**Goal of the exercise**
Which lines in the data below contain the word "folder"? Copy each of them.

━━━ Records for this exercise ━━━

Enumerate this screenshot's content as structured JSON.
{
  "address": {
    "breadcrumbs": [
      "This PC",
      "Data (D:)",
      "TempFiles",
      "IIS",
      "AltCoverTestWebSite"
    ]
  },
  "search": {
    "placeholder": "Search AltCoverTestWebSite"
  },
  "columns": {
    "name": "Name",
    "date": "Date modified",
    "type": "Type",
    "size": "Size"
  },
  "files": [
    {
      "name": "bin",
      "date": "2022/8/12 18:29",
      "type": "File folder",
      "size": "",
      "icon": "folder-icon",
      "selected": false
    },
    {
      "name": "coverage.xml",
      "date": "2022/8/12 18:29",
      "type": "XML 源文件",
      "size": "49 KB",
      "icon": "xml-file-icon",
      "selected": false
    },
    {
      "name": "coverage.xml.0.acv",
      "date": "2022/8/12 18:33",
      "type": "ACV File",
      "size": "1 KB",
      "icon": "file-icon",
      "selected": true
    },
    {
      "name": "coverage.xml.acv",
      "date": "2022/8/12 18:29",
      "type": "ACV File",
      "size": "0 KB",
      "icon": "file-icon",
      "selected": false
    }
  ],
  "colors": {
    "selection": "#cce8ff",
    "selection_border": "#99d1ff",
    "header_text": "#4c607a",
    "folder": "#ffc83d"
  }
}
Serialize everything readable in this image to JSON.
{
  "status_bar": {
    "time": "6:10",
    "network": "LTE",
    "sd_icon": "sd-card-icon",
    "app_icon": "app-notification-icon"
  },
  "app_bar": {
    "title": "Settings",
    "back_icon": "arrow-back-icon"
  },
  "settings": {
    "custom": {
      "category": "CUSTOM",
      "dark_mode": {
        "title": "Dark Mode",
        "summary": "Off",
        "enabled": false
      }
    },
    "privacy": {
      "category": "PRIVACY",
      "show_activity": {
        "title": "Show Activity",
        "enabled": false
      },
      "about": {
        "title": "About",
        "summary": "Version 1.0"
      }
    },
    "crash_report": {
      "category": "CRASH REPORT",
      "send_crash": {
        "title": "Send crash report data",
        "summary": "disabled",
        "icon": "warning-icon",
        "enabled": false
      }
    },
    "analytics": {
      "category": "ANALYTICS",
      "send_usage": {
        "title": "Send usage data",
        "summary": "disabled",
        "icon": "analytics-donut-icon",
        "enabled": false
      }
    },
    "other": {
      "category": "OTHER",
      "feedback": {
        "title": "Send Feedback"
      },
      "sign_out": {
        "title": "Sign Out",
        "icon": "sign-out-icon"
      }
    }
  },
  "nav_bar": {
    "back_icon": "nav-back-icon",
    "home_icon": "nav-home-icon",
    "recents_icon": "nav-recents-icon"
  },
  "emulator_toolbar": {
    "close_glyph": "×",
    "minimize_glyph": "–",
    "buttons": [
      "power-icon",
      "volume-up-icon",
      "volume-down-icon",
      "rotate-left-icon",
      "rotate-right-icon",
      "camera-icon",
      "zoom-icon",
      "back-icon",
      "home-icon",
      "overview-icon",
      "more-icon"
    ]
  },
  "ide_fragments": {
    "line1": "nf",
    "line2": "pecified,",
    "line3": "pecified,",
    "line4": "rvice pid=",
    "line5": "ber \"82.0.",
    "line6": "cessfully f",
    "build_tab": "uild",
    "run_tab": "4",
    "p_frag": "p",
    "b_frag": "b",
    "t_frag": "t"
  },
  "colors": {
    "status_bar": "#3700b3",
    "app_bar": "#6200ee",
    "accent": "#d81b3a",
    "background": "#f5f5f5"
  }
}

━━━

**Solution for this problem**
      "type": "File folder",
      "icon": "folder-icon",
    "folder": "#ffc83d"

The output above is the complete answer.